=== EXERCISE DETAILS ===
Whatever lies between the line that holds "Convert this screenshot" and the final line of the records below, both included, should be repeated exactly; leave out the pictures and add nothing.

Web page and app entries
+ + +

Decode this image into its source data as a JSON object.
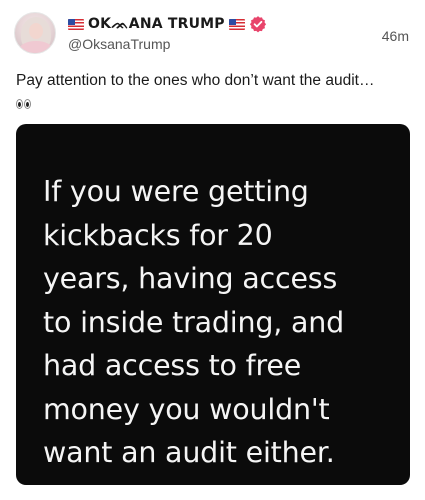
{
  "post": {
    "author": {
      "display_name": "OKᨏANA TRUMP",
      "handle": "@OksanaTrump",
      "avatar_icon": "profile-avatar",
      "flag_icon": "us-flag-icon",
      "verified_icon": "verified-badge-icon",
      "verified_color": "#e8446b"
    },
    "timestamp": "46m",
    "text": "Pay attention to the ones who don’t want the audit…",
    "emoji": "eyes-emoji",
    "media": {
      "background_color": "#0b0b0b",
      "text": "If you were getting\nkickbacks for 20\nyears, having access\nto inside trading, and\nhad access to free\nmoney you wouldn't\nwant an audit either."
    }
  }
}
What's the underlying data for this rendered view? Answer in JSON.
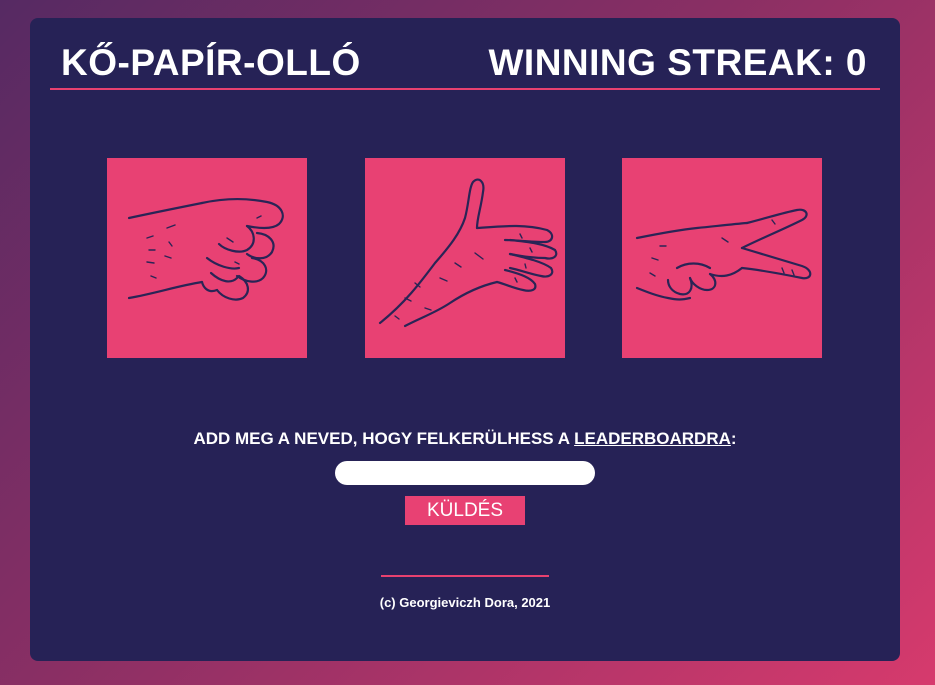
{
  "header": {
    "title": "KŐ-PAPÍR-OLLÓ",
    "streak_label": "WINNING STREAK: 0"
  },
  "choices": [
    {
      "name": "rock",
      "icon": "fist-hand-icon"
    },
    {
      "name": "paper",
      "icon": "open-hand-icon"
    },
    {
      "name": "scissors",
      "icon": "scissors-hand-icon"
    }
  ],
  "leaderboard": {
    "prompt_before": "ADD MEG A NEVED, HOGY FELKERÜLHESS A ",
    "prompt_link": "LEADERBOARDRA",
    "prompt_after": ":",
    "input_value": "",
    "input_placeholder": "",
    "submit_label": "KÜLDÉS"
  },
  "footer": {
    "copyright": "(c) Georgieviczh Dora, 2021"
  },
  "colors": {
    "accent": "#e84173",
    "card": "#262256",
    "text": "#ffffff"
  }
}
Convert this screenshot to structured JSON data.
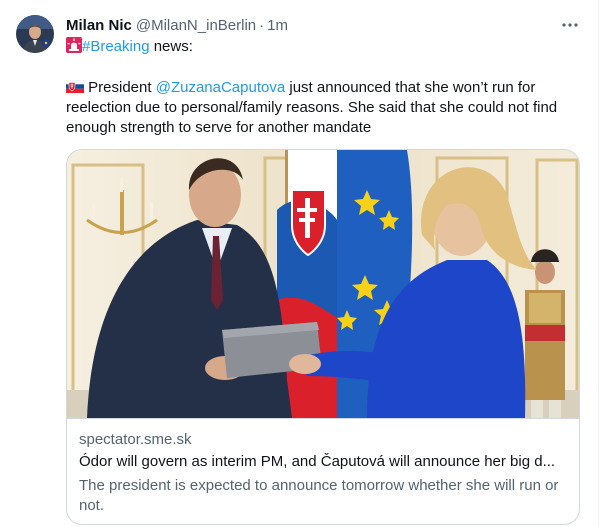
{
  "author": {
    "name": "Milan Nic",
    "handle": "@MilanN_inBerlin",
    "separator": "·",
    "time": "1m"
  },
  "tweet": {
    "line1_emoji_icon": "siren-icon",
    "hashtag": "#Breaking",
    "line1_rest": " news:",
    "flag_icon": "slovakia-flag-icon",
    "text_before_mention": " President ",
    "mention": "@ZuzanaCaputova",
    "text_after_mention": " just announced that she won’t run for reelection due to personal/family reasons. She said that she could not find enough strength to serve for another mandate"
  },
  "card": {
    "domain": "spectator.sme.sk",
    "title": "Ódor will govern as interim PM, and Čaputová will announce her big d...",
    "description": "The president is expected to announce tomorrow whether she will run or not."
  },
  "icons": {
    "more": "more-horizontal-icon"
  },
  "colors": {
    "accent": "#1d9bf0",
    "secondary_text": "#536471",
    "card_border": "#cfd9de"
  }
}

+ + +

=== ANSWER FOR THIS EXERCISE ===
Convert this screenshot to structured JSON data.
{
  "author": {
    "name": "Milan Nic",
    "handle": "@MilanN_inBerlin",
    "separator": "·",
    "time": "1m"
  },
  "tweet": {
    "line1_emoji_icon": "siren-icon",
    "hashtag": "#Breaking",
    "line1_rest": " news:",
    "flag_icon": "slovakia-flag-icon",
    "text_before_mention": " President ",
    "mention": "@ZuzanaCaputova",
    "text_after_mention": " just announced that she won’t run for reelection due to personal/family reasons. She said that she could not find enough strength to serve for another mandate"
  },
  "card": {
    "domain": "spectator.sme.sk",
    "title": "Ódor will govern as interim PM, and Čaputová will announce her big d...",
    "description": "The president is expected to announce tomorrow whether she will run or not."
  },
  "icons": {
    "more": "more-horizontal-icon"
  },
  "colors": {
    "accent": "#1d9bf0",
    "secondary_text": "#536471",
    "card_border": "#cfd9de"
  }
}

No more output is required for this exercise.